Based on what I’ve read by those who either speak Korean or who compare different translations of the same show (as I said, fans are dedicated), Viki’s subtitles are among the most accurate. They’re also available in a wide range of languages, making Viki one of the best sites for fans who don’t speak Korean or English.

The other thing that sets Viki apart is its famous comment-streaming option. On any video users can choose to enable (subtly at the top of the screen, as subs are at the bottom) a stream of the top-rated comments that were made live when the video was first posted. It sounds really annoying and it can be at times, but other times it’s frankly hilarious, and can also be really helpful for learning cultural or language (or sometimes just fun random) details.

Both Viki and DramaFever have almost the same gigantic catalog of dramas free to anyone, with a wide selection of movies available to members. Like DramaFever, Viki offers a couple exclusive dramas each cycle. Both have frequent repetitive commercial breaks if you don’t have a membership; both offer premium memberships that cut the ads and make streaming available on mobile devices. However, Viki has just one membership level that gets you everything at around the same price as DramaFever’s middle-level membership.

Viki is my preferred drama site, and the reason why comes down to the first point: the fan interaction. By and large the fan subs are the best, and I just think it’s really cool that Viki is so supportive of and catering to the fans.

Pros: Fan subs/best subs; Free with ads; Only one membership level gets you everything.
Cons: Frequent repetitive ads; Need a membership for latest episodes of their exclusive shows and for use on mobile devices.

ondemand-koreaOn Demand Korea

On Demand Korea is a newer website I learned about recently. Because it’s so recent it reminds me of Hulu in my early drama watching days: decent-but-not-huge selection, with few ads. There’s an average of three ad breaks per episode, with the occasional option to skip the ad after a few seconds (like on YouTube). Of course this may quickly change, just like it did for the bigger sites.

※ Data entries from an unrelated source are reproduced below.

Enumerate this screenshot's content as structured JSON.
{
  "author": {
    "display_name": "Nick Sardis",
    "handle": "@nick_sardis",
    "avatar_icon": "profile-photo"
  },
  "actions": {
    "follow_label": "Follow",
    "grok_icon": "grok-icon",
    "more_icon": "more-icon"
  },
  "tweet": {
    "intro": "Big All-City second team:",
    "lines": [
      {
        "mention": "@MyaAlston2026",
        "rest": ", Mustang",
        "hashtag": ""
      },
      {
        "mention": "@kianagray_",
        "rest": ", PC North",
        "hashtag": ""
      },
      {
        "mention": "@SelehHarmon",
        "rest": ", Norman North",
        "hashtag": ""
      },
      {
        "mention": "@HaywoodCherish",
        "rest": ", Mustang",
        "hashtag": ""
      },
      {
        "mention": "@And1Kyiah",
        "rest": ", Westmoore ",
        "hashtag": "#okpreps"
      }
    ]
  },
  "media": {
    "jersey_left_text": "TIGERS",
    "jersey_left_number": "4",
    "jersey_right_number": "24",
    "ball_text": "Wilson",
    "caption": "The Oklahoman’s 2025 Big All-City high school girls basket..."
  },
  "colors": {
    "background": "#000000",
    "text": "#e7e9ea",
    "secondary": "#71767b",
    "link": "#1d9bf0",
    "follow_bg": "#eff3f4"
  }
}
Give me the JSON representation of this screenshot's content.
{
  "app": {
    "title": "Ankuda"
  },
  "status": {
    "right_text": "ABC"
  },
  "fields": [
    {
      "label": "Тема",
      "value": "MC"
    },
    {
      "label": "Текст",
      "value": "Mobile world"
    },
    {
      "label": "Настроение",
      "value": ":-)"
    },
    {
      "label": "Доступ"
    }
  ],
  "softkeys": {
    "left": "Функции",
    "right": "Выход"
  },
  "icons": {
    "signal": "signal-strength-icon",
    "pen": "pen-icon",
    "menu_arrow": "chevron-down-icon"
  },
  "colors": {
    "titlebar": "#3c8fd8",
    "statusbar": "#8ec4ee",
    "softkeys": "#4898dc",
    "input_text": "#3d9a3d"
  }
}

On Demand Korea also includes the widest range of content from Korea; in addition to dramas, variety shows, and movies (which Viki and DramaFever also have), you can watch sports, news, documentaries, and the like, making it a more attractive option for any expats or those interested in learning more about Korean culture in general. With subtitles in English and Chinese, and a bigger, better selection of dramas than Netflix, On Demand Korea is a great option for newcomers and seasoned kdrama fans alike.

Pros: Fewer less annoying ads; Can watch on mobile devices without a membership.
Cons: Most expensive membership of the three big drama sites ($7/month, only DramaFever’s top membership level is more expensive); Smaller collection than the two bigger sites.

Miscellaneous

If you have a favorite media device, try searching its app list – in addition to the sites listed above, you might find other options. For example, my Fire TV has two apps, KORTV and MBC On Demand, that provide some kdramas directly from the original Korean broadcasters (MBC, in fact, is one of the major Korean broadcasting stations). They have ads, but frankly I prefer the MBC On Demand format to DramaFever’s Fire TV app; it’s much easier to fast forward and rewind. So search your app stores, because you never know what you might find.

 

What’s your favorite kdrama streaming site? Are there any that I missed? Let us know in the comments below.